What to do >> Write out the records that appear below, verbatim and complete, but without pictures.
** Source material follows **
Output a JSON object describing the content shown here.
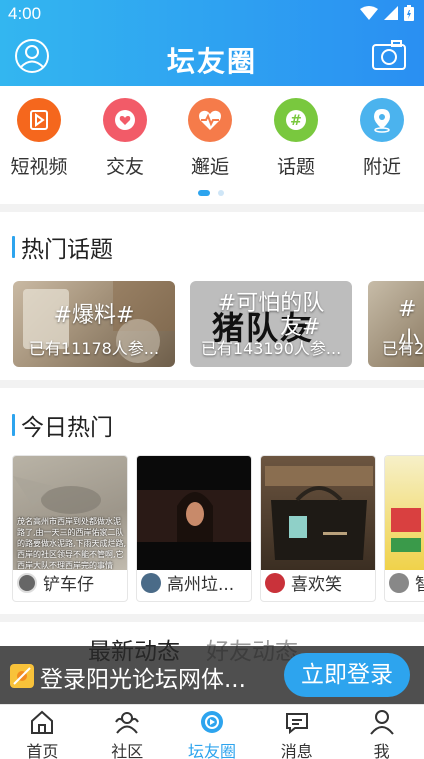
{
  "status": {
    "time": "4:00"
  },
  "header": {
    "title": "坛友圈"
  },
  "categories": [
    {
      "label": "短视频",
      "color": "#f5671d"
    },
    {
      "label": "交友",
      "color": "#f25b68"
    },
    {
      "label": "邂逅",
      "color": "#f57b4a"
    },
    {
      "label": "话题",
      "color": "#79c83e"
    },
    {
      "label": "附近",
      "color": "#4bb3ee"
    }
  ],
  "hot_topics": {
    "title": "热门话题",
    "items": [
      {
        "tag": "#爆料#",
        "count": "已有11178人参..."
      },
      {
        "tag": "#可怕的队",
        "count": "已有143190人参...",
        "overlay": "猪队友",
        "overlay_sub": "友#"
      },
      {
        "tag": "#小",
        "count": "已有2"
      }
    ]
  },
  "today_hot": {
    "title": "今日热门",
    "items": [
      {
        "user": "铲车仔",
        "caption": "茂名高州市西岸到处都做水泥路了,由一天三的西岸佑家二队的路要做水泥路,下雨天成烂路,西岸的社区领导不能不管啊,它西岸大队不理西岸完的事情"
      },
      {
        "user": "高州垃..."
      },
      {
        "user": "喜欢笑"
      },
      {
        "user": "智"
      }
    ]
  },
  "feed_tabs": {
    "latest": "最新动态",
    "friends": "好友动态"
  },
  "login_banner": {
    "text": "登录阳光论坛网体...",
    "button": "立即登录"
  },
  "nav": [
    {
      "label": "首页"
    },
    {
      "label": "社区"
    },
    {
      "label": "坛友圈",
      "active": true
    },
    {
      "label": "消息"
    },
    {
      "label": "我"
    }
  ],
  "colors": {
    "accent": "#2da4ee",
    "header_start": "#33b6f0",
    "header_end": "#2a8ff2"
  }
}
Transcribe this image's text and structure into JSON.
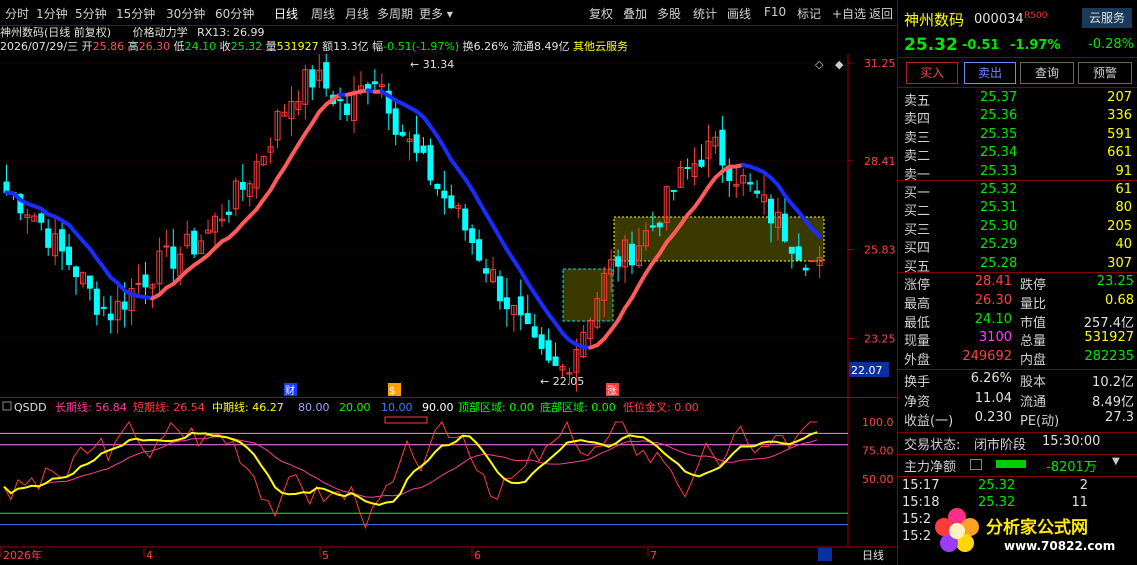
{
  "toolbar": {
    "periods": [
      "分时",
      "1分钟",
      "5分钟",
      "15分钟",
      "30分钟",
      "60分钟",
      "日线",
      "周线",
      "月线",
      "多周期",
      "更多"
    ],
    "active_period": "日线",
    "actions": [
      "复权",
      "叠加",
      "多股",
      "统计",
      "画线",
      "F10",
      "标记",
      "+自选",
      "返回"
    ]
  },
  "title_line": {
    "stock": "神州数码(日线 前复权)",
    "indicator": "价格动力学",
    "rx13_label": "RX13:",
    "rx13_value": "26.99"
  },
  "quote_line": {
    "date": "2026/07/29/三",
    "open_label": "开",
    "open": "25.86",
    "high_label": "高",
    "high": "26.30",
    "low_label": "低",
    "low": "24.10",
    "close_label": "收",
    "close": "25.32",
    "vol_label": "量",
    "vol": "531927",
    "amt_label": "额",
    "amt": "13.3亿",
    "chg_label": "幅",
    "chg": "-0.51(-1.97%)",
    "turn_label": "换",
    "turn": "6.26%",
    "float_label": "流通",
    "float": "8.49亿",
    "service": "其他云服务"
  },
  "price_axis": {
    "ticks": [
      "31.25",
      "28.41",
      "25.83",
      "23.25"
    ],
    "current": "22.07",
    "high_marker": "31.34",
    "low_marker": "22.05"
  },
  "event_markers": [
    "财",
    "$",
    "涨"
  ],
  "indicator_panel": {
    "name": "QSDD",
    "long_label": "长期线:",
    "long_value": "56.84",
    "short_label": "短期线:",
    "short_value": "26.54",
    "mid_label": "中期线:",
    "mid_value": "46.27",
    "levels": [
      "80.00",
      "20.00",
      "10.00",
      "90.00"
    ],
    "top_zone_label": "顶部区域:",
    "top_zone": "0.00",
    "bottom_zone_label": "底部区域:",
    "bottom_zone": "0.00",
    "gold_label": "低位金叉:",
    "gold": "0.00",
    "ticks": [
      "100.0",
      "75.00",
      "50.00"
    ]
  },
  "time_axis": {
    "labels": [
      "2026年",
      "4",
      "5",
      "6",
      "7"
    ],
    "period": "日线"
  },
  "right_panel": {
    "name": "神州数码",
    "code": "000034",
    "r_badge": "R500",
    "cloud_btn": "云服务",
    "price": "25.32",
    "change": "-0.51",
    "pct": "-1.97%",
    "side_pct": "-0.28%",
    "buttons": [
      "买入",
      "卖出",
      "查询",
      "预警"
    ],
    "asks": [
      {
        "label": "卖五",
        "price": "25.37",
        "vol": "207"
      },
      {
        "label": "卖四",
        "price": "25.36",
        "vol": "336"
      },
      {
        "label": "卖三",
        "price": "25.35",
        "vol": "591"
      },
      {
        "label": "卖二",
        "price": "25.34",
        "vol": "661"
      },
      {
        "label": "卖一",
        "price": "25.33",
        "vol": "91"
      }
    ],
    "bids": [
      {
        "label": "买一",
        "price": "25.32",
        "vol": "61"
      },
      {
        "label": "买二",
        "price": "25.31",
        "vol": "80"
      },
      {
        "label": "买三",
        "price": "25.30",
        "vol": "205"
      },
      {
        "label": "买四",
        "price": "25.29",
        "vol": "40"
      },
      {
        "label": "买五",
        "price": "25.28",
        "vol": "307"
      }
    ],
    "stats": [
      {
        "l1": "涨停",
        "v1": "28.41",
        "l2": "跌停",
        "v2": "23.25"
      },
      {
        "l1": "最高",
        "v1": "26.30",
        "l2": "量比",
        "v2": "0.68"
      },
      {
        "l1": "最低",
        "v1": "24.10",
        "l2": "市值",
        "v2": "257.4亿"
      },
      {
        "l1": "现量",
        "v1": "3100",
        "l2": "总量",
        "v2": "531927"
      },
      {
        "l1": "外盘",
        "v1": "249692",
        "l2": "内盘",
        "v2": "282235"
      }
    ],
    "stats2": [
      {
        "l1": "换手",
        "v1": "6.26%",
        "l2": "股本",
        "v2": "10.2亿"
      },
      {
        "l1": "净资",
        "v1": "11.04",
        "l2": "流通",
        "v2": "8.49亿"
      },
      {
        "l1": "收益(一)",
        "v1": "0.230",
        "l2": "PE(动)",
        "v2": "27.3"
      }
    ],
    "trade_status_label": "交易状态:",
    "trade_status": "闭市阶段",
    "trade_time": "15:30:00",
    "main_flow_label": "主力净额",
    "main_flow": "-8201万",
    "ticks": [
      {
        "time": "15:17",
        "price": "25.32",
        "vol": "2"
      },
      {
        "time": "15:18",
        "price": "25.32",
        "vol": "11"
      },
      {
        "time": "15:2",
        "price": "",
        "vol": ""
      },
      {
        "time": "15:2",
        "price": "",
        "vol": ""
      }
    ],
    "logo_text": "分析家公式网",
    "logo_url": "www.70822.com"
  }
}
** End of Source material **
Written response >>
Output a JSON object describing the content shown here.
{
  "status": {
    "time": "4:00"
  },
  "header": {
    "title": "坛友圈"
  },
  "categories": [
    {
      "label": "短视频",
      "color": "#f5671d"
    },
    {
      "label": "交友",
      "color": "#f25b68"
    },
    {
      "label": "邂逅",
      "color": "#f57b4a"
    },
    {
      "label": "话题",
      "color": "#79c83e"
    },
    {
      "label": "附近",
      "color": "#4bb3ee"
    }
  ],
  "hot_topics": {
    "title": "热门话题",
    "items": [
      {
        "tag": "#爆料#",
        "count": "已有11178人参..."
      },
      {
        "tag": "#可怕的队",
        "count": "已有143190人参...",
        "overlay": "猪队友",
        "overlay_sub": "友#"
      },
      {
        "tag": "#小",
        "count": "已有2"
      }
    ]
  },
  "today_hot": {
    "title": "今日热门",
    "items": [
      {
        "user": "铲车仔",
        "caption": "茂名高州市西岸到处都做水泥路了,由一天三的西岸佑家二队的路要做水泥路,下雨天成烂路,西岸的社区领导不能不管啊,它西岸大队不理西岸完的事情"
      },
      {
        "user": "高州垃..."
      },
      {
        "user": "喜欢笑"
      },
      {
        "user": "智"
      }
    ]
  },
  "feed_tabs": {
    "latest": "最新动态",
    "friends": "好友动态"
  },
  "login_banner": {
    "text": "登录阳光论坛网体...",
    "button": "立即登录"
  },
  "nav": [
    {
      "label": "首页"
    },
    {
      "label": "社区"
    },
    {
      "label": "坛友圈",
      "active": true
    },
    {
      "label": "消息"
    },
    {
      "label": "我"
    }
  ],
  "colors": {
    "accent": "#2da4ee",
    "header_start": "#33b6f0",
    "header_end": "#2a8ff2"
  }
}
Transcribe this image's text and structure into JSON.
{
  "toolbar": {
    "periods": [
      "分时",
      "1分钟",
      "5分钟",
      "15分钟",
      "30分钟",
      "60分钟",
      "日线",
      "周线",
      "月线",
      "多周期",
      "更多"
    ],
    "active_period": "日线",
    "actions": [
      "复权",
      "叠加",
      "多股",
      "统计",
      "画线",
      "F10",
      "标记",
      "+自选",
      "返回"
    ]
  },
  "title_line": {
    "stock": "神州数码(日线 前复权)",
    "indicator": "价格动力学",
    "rx13_label": "RX13:",
    "rx13_value": "26.99"
  },
  "quote_line": {
    "date": "2026/07/29/三",
    "open_label": "开",
    "open": "25.86",
    "high_label": "高",
    "high": "26.30",
    "low_label": "低",
    "low": "24.10",
    "close_label": "收",
    "close": "25.32",
    "vol_label": "量",
    "vol": "531927",
    "amt_label": "额",
    "amt": "13.3亿",
    "chg_label": "幅",
    "chg": "-0.51(-1.97%)",
    "turn_label": "换",
    "turn": "6.26%",
    "float_label": "流通",
    "float": "8.49亿",
    "service": "其他云服务"
  },
  "price_axis": {
    "ticks": [
      "31.25",
      "28.41",
      "25.83",
      "23.25"
    ],
    "current": "22.07",
    "high_marker": "31.34",
    "low_marker": "22.05"
  },
  "event_markers": [
    "财",
    "$",
    "涨"
  ],
  "indicator_panel": {
    "name": "QSDD",
    "long_label": "长期线:",
    "long_value": "56.84",
    "short_label": "短期线:",
    "short_value": "26.54",
    "mid_label": "中期线:",
    "mid_value": "46.27",
    "levels": [
      "80.00",
      "20.00",
      "10.00",
      "90.00"
    ],
    "top_zone_label": "顶部区域:",
    "top_zone": "0.00",
    "bottom_zone_label": "底部区域:",
    "bottom_zone": "0.00",
    "gold_label": "低位金叉:",
    "gold": "0.00",
    "ticks": [
      "100.0",
      "75.00",
      "50.00"
    ]
  },
  "time_axis": {
    "labels": [
      "2026年",
      "4",
      "5",
      "6",
      "7"
    ],
    "period": "日线"
  },
  "right_panel": {
    "name": "神州数码",
    "code": "000034",
    "r_badge": "R500",
    "cloud_btn": "云服务",
    "price": "25.32",
    "change": "-0.51",
    "pct": "-1.97%",
    "side_pct": "-0.28%",
    "buttons": [
      "买入",
      "卖出",
      "查询",
      "预警"
    ],
    "asks": [
      {
        "label": "卖五",
        "price": "25.37",
        "vol": "207"
      },
      {
        "label": "卖四",
        "price": "25.36",
        "vol": "336"
      },
      {
        "label": "卖三",
        "price": "25.35",
        "vol": "591"
      },
      {
        "label": "卖二",
        "price": "25.34",
        "vol": "661"
      },
      {
        "label": "卖一",
        "price": "25.33",
        "vol": "91"
      }
    ],
    "bids": [
      {
        "label": "买一",
        "price": "25.32",
        "vol": "61"
      },
      {
        "label": "买二",
        "price": "25.31",
        "vol": "80"
      },
      {
        "label": "买三",
        "price": "25.30",
        "vol": "205"
      },
      {
        "label": "买四",
        "price": "25.29",
        "vol": "40"
      },
      {
        "label": "买五",
        "price": "25.28",
        "vol": "307"
      }
    ],
    "stats": [
      {
        "l1": "涨停",
        "v1": "28.41",
        "l2": "跌停",
        "v2": "23.25"
      },
      {
        "l1": "最高",
        "v1": "26.30",
        "l2": "量比",
        "v2": "0.68"
      },
      {
        "l1": "最低",
        "v1": "24.10",
        "l2": "市值",
        "v2": "257.4亿"
      },
      {
        "l1": "现量",
        "v1": "3100",
        "l2": "总量",
        "v2": "531927"
      },
      {
        "l1": "外盘",
        "v1": "249692",
        "l2": "内盘",
        "v2": "282235"
      }
    ],
    "stats2": [
      {
        "l1": "换手",
        "v1": "6.26%",
        "l2": "股本",
        "v2": "10.2亿"
      },
      {
        "l1": "净资",
        "v1": "11.04",
        "l2": "流通",
        "v2": "8.49亿"
      },
      {
        "l1": "收益(一)",
        "v1": "0.230",
        "l2": "PE(动)",
        "v2": "27.3"
      }
    ],
    "trade_status_label": "交易状态:",
    "trade_status": "闭市阶段",
    "trade_time": "15:30:00",
    "main_flow_label": "主力净额",
    "main_flow": "-8201万",
    "ticks": [
      {
        "time": "15:17",
        "price": "25.32",
        "vol": "2"
      },
      {
        "time": "15:18",
        "price": "25.32",
        "vol": "11"
      },
      {
        "time": "15:2",
        "price": "",
        "vol": ""
      },
      {
        "time": "15:2",
        "price": "",
        "vol": ""
      }
    ],
    "logo_text": "分析家公式网",
    "logo_url": "www.70822.com"
  }
}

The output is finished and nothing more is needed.